*Problem to work on*:
From the first line to the last, return the data exactly as written.

*Exercise materials*:
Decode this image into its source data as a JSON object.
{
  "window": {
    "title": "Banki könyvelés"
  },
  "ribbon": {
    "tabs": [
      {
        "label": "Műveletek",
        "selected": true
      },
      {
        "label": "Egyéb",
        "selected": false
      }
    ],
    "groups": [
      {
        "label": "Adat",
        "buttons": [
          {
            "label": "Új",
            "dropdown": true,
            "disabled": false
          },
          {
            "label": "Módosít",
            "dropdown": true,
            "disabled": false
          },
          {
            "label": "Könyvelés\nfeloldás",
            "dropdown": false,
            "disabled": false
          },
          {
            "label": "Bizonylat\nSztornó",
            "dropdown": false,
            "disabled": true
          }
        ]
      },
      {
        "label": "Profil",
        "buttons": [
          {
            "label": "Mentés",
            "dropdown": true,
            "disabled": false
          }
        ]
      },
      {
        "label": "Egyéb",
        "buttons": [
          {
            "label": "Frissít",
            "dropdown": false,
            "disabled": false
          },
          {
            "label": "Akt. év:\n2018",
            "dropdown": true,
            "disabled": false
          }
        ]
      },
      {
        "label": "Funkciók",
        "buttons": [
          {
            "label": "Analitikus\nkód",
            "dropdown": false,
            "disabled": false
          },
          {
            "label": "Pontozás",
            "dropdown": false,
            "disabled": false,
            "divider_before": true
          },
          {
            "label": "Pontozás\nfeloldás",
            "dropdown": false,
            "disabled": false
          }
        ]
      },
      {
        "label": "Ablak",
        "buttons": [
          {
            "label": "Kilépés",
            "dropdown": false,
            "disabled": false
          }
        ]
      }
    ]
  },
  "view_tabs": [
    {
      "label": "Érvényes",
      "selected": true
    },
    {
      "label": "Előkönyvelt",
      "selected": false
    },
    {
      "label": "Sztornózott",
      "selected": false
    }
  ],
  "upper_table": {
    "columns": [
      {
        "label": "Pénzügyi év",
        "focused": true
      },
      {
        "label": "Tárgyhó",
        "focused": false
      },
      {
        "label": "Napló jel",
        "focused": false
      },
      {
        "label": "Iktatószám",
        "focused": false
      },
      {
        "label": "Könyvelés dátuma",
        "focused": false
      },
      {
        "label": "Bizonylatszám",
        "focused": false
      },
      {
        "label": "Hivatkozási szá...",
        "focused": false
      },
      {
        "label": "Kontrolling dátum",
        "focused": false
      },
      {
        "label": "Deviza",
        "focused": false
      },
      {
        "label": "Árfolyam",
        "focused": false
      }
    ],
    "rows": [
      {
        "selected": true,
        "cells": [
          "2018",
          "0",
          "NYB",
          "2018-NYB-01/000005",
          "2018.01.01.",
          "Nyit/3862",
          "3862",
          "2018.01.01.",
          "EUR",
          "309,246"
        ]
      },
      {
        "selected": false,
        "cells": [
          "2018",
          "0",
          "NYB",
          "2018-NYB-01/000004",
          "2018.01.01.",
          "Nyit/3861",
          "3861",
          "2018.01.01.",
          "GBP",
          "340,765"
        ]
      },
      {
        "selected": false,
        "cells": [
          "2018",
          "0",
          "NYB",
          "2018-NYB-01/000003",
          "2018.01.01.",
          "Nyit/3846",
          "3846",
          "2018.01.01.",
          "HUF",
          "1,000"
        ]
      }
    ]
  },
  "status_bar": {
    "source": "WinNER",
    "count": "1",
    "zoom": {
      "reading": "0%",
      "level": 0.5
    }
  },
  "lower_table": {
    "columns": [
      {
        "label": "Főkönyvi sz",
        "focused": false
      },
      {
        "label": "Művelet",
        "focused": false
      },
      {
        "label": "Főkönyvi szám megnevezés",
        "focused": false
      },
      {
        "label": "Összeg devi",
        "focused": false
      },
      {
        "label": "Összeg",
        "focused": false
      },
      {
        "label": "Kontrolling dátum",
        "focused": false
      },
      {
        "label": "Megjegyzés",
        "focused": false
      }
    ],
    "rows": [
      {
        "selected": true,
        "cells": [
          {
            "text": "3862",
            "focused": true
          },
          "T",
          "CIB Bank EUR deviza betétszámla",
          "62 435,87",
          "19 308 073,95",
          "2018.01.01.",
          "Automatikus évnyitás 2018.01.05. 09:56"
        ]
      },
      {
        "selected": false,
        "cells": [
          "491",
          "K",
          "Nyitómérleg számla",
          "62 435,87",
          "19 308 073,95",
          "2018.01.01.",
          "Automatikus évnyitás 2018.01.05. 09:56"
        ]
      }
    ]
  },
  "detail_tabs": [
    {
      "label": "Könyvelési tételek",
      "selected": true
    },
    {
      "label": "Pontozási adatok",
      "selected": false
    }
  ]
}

*Exercise result*:
Decode this image into its source data as a JSON object.
{
  "window": {
    "title": "Banki könyvelés"
  },
  "ribbon": {
    "tabs": [
      {
        "label": "Műveletek",
        "selected": true
      },
      {
        "label": "Egyéb",
        "selected": false
      }
    ],
    "groups": [
      {
        "label": "Adat",
        "buttons": [
          {
            "label": "Új",
            "dropdown": true,
            "disabled": false
          },
          {
            "label": "Módosít",
            "dropdown": true,
            "disabled": false
          },
          {
            "label": "Könyvelés\nfeloldás",
            "dropdown": false,
            "disabled": false
          },
          {
            "label": "Bizonylat\nSztornó",
            "dropdown": false,
            "disabled": true
          }
        ]
      },
      {
        "label": "Profil",
        "buttons": [
          {
            "label": "Mentés",
            "dropdown": true,
            "disabled": false
          }
        ]
      },
      {
        "label": "Egyéb",
        "buttons": [
          {
            "label": "Frissít",
            "dropdown": false,
            "disabled": false
          },
          {
            "label": "Akt. év:\n2018",
            "dropdown": true,
            "disabled": false
          }
        ]
      },
      {
        "label": "Funkciók",
        "buttons": [
          {
            "label": "Analitikus\nkód",
            "dropdown": false,
            "disabled": false
          },
          {
            "label": "Pontozás",
            "dropdown": false,
            "disabled": false,
            "divider_before": true
          },
          {
            "label": "Pontozás\nfeloldás",
            "dropdown": false,
            "disabled": false
          }
        ]
      },
      {
        "label": "Ablak",
        "buttons": [
          {
            "label": "Kilépés",
            "dropdown": false,
            "disabled": false
          }
        ]
      }
    ]
  },
  "view_tabs": [
    {
      "label": "Érvényes",
      "selected": true
    },
    {
      "label": "Előkönyvelt",
      "selected": false
    },
    {
      "label": "Sztornózott",
      "selected": false
    }
  ],
  "upper_table": {
    "columns": [
      {
        "label": "Pénzügyi év",
        "focused": true
      },
      {
        "label": "Tárgyhó",
        "focused": false
      },
      {
        "label": "Napló jel",
        "focused": false
      },
      {
        "label": "Iktatószám",
        "focused": false
      },
      {
        "label": "Könyvelés dátuma",
        "focused": false
      },
      {
        "label": "Bizonylatszám",
        "focused": false
      },
      {
        "label": "Hivatkozási szá...",
        "focused": false
      },
      {
        "label": "Kontrolling dátum",
        "focused": false
      },
      {
        "label": "Deviza",
        "focused": false
      },
      {
        "label": "Árfolyam",
        "focused": false
      }
    ],
    "rows": [
      {
        "selected": true,
        "cells": [
          "2018",
          "0",
          "NYB",
          "2018-NYB-01/000005",
          "2018.01.01.",
          "Nyit/3862",
          "3862",
          "2018.01.01.",
          "EUR",
          "309,246"
        ]
      },
      {
        "selected": false,
        "cells": [
          "2018",
          "0",
          "NYB",
          "2018-NYB-01/000004",
          "2018.01.01.",
          "Nyit/3861",
          "3861",
          "2018.01.01.",
          "GBP",
          "340,765"
        ]
      },
      {
        "selected": false,
        "cells": [
          "2018",
          "0",
          "NYB",
          "2018-NYB-01/000003",
          "2018.01.01.",
          "Nyit/3846",
          "3846",
          "2018.01.01.",
          "HUF",
          "1,000"
        ]
      }
    ]
  },
  "status_bar": {
    "source": "WinNER",
    "count": "1",
    "zoom": {
      "reading": "0%",
      "level": 0.5
    }
  },
  "lower_table": {
    "columns": [
      {
        "label": "Főkönyvi sz",
        "focused": false
      },
      {
        "label": "Művelet",
        "focused": false
      },
      {
        "label": "Főkönyvi szám megnevezés",
        "focused": false
      },
      {
        "label": "Összeg devi",
        "focused": false
      },
      {
        "label": "Összeg",
        "focused": false
      },
      {
        "label": "Kontrolling dátum",
        "focused": false
      },
      {
        "label": "Megjegyzés",
        "focused": false
      }
    ],
    "rows": [
      {
        "selected": true,
        "cells": [
          {
            "text": "3862",
            "focused": true
          },
          "T",
          "CIB Bank EUR deviza betétszámla",
          "62 435,87",
          "19 308 073,95",
          "2018.01.01.",
          "Automatikus évnyitás 2018.01.05. 09:56"
        ]
      },
      {
        "selected": false,
        "cells": [
          "491",
          "K",
          "Nyitómérleg számla",
          "62 435,87",
          "19 308 073,95",
          "2018.01.01.",
          "Automatikus évnyitás 2018.01.05. 09:56"
        ]
      }
    ]
  },
  "detail_tabs": [
    {
      "label": "Könyvelési tételek",
      "selected": true
    },
    {
      "label": "Pontozási adatok",
      "selected": false
    }
  ]
}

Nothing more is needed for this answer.